Jay Astons (image from Guardian Unlimited)I had caught a great short preview in London of A Night of a Thousand Jay Astons – a lip-synched cabaret (with more than a little Cupid Stunt) telling the sad story of Miss Jay Aston, “the allegedly slutty one from Bucks Fizz” – and the full show lived up to that. Unfortunately the preceding play heavily overran and we had to leave less than halfway through to get the last train. I expect the rest was more of the same, though: three men and a woman all dressed as Jay Aston prancing around to Bucks Fizz songs. So if you like that sort of thing…
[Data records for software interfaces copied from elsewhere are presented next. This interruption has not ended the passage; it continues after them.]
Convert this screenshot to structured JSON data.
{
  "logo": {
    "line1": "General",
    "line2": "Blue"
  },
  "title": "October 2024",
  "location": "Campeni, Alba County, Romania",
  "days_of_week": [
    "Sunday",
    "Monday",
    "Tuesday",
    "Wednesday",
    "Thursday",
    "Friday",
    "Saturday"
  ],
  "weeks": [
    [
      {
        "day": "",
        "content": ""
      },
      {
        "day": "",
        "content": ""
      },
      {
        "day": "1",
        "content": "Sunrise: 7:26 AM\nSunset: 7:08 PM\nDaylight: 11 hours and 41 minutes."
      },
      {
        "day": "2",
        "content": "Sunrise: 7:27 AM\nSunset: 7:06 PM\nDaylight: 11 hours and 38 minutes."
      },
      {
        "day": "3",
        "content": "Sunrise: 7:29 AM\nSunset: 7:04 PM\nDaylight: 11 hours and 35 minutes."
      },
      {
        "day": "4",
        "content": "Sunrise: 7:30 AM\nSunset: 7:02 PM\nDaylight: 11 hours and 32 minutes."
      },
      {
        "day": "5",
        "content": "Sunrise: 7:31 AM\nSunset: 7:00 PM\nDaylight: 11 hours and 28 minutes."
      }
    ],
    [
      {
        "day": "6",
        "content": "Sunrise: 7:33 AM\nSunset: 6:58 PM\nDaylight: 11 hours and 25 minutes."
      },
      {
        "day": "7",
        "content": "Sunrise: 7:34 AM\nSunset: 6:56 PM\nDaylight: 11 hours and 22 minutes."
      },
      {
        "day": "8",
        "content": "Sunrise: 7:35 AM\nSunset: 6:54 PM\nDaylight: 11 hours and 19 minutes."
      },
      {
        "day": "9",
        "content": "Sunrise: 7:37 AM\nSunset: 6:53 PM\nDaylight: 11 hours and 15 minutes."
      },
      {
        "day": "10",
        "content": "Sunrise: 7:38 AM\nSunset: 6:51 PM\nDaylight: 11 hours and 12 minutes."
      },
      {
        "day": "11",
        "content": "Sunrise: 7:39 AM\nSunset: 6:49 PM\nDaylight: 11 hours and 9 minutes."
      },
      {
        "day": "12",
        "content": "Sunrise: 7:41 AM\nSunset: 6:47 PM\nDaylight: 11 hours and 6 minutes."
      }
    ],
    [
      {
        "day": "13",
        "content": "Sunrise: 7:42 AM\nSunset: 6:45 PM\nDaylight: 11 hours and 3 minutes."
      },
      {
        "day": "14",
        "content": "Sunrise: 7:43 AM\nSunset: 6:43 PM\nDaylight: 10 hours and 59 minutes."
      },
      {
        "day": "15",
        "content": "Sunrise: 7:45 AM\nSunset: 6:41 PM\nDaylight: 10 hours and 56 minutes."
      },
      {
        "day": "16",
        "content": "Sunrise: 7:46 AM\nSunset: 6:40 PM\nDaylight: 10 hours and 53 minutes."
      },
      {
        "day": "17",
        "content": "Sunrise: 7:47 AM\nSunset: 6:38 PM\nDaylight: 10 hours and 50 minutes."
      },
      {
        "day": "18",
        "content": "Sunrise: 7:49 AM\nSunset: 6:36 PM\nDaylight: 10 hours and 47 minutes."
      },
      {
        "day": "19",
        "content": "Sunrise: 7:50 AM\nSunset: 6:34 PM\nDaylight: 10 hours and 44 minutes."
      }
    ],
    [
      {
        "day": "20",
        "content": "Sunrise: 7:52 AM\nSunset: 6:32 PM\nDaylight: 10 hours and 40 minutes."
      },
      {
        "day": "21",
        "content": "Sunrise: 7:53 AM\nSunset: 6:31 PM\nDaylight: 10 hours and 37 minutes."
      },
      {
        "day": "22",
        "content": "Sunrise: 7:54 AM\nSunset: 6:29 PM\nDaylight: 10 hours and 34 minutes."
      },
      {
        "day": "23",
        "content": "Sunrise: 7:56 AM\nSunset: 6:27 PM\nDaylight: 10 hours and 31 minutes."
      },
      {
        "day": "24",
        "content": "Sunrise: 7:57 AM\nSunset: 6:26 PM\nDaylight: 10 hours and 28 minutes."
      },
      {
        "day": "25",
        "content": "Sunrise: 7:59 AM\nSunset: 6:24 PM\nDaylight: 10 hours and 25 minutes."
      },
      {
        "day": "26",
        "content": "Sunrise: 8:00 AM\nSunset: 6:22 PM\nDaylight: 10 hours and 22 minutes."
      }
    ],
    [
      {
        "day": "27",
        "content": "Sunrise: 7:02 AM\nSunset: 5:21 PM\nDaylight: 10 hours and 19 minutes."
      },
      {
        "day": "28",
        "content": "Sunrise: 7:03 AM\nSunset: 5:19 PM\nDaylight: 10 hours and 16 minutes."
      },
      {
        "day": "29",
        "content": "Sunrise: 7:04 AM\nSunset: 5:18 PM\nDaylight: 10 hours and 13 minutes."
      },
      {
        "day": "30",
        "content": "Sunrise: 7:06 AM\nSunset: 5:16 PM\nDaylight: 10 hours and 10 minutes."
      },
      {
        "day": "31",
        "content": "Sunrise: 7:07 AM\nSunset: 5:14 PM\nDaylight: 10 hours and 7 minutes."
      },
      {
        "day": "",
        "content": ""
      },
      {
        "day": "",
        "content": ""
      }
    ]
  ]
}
Kiki & Herb CD coverKiki & Herb were great – best show I saw. They purport to be aging, boozy entertainers, born in the Depression, and they are, at least, entertainers. Darkly funny, accomplished and very enjoyable – and probably the only place you’ll see a Belle & Sebastian song tunefully screeched by a New York drag act. Unlike the previous time I’d seen them perform, the sound system was well calibrated and Kiki’s tuneful caterwauling was complemented, rather than drowned out, by Herb’s stomping piano and shouted lyrics. As it was the last night, we also got an encore, and then bought a copy of their CD on the way out.

David Benson (soon to appear in Little Britain) sang and talked about conspiracy theories, interwoven with interesting autobiographical pieces. The show was a little less focussed than last year’s (Haunted Stage) and one or two songs were a bit flat (courtesy of James Blunt’s rhyming dictionary) but still fun. Benson is sufficiently enthusiastic and charismatic to carry the show where necessary and it was a pleasant way to spend an afternoon. We benefited again from an end of term encore, and he finished off with a cheery rendition of The Physician by Cole Porter.

We didn’t see any real duffers, which I put down to our lack of theatrical risk-taking. Given the average fringe show price, we made an effort to see things we thought we’d enjoy. Maybe next year I should pick some shows at random from the listings and take the chance that I might end up in an audience of three watching a two-hour student ballet version of Marat/Sade. Or maybe not.

(Update on update: Image problem in IE now fixed!)

One Response

  1. Yes, I am getting white space.